• [Aim of the task] Take the entries below and give them back exactly. Leave out nothing.
-*-
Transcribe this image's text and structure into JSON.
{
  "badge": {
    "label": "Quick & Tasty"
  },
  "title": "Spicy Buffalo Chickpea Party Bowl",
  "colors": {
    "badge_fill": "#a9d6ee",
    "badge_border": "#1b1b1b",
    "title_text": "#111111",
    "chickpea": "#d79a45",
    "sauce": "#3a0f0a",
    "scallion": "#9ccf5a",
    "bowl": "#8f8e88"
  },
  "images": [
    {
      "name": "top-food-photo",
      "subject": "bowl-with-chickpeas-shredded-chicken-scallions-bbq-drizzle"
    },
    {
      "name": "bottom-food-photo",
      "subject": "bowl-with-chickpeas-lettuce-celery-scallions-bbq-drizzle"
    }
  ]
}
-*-
• [Finished exercise]
Transcribe this image's text and structure into JSON.
{
  "badge": {
    "label": "Quick & Tasty"
  },
  "title": "Spicy Buffalo Chickpea Party Bowl",
  "colors": {
    "badge_fill": "#a9d6ee",
    "badge_border": "#1b1b1b",
    "title_text": "#111111",
    "chickpea": "#d79a45",
    "sauce": "#3a0f0a",
    "scallion": "#9ccf5a",
    "bowl": "#8f8e88"
  },
  "images": [
    {
      "name": "top-food-photo",
      "subject": "bowl-with-chickpeas-shredded-chicken-scallions-bbq-drizzle"
    },
    {
      "name": "bottom-food-photo",
      "subject": "bowl-with-chickpeas-lettuce-celery-scallions-bbq-drizzle"
    }
  ]
}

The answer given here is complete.